Should doctors be using computers?, Part 2
I discussed here the complaint by the New York Times about the administration's "headlong rush" towards the computerization of medical records. That was the Bush administration of course, and we all still have the whiplash to show for it. By contrast, Obama recently held a health-care summit at which "the flagship proposal ... was the national adoption of electronic medical records". This time it is the Wall Street Journal that is concerned. Apparently there is no reason to believe that computers should be used for medical records, any more than they were in the writing of that article. And of course, once mistaken medical decisions are committed to computer, they will tend to propagate. Perhaps we'd be better off if doctors wrote nothing down. (I do agree with the article, however, that this proposal will not yield great savings.) Interestingly, the New York Times is not (or at least was not) completely on board. It appears that some democrats want to make sure that the privacy issues are completely settled first. Right.

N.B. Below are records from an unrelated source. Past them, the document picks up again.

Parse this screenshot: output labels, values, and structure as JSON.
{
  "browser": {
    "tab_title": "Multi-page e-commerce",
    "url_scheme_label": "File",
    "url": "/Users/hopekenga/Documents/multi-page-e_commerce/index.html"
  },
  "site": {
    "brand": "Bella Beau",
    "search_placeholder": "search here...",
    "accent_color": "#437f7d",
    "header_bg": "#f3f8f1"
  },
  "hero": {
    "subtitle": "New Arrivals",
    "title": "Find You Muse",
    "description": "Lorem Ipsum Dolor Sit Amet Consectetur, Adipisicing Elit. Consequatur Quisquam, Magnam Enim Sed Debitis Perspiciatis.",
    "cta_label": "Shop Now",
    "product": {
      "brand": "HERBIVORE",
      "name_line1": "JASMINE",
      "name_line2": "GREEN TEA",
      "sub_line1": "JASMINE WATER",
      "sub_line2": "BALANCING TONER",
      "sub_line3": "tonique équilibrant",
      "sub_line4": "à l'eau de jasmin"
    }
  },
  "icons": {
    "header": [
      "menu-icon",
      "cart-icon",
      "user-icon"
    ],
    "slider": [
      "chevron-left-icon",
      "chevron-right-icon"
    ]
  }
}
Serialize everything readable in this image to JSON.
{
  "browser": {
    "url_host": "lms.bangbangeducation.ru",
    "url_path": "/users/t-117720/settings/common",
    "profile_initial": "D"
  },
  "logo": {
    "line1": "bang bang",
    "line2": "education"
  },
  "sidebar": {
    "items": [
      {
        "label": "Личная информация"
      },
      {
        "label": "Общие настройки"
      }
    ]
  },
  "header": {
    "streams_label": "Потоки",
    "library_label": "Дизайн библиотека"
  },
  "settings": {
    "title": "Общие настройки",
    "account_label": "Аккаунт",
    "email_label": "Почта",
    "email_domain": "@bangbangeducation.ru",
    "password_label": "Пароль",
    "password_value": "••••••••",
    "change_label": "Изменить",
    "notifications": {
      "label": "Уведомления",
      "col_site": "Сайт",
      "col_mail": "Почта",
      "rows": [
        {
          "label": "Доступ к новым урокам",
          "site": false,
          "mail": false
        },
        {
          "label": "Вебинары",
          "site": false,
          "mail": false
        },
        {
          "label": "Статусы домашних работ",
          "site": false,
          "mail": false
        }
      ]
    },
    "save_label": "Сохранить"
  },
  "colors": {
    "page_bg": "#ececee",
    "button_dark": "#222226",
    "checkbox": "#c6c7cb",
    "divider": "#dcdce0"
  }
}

A friend of mine also feels that privacy issues must be perfected before we go ahead: "Just think about how bad a person with AIDS would feel if his medical information became public." This is true, of course, but I pointed out that there is another group of people for whom it is absolutely crucial that medical records be computerized: people with AIDS. It all comes down to the fact that there are two types of people in the world: those who think that people with AIDS primarily have a privacy problem, and those who think that people with AIDS primarily have a medical problem.

It should be clear that any system that makes it easier for good guys to access (medical) data will also make it at least somewhat easier for bad guys to access it as well. That is, we will lose at least some privacy when we computerize medical records. Also, in the initial version of the system, there will be horrible bugs; with time these will be decreased, but the system will never be perfect in any sense. I think it's worth it. If you don't, then you should explain just what degree of disorganization and inaccessibility you desire for medical records.

An interesting question is: why has this computerization not happened already? Surely the privacy-mongers are partly to blame, but there are many other reasons as well. Two culprits are the medical profession, and facts of life about how standards come about. I hope to write more about this in the future.

1 comment:

DWallach said...

My GP and my allergist both have computerized records, with a PC (running funky custom software, not just a web browser) in every examining room. The allergist's computer (but not the GP) automatically generates faxes to the pharmacy for prescriptions.

Online records are already here, in one form or another. Trying to get some grand-unified data exchange format would be nice, but I'm not imaging that "solving" the health care cost issue is going to require a whole lot more change than just going paperless.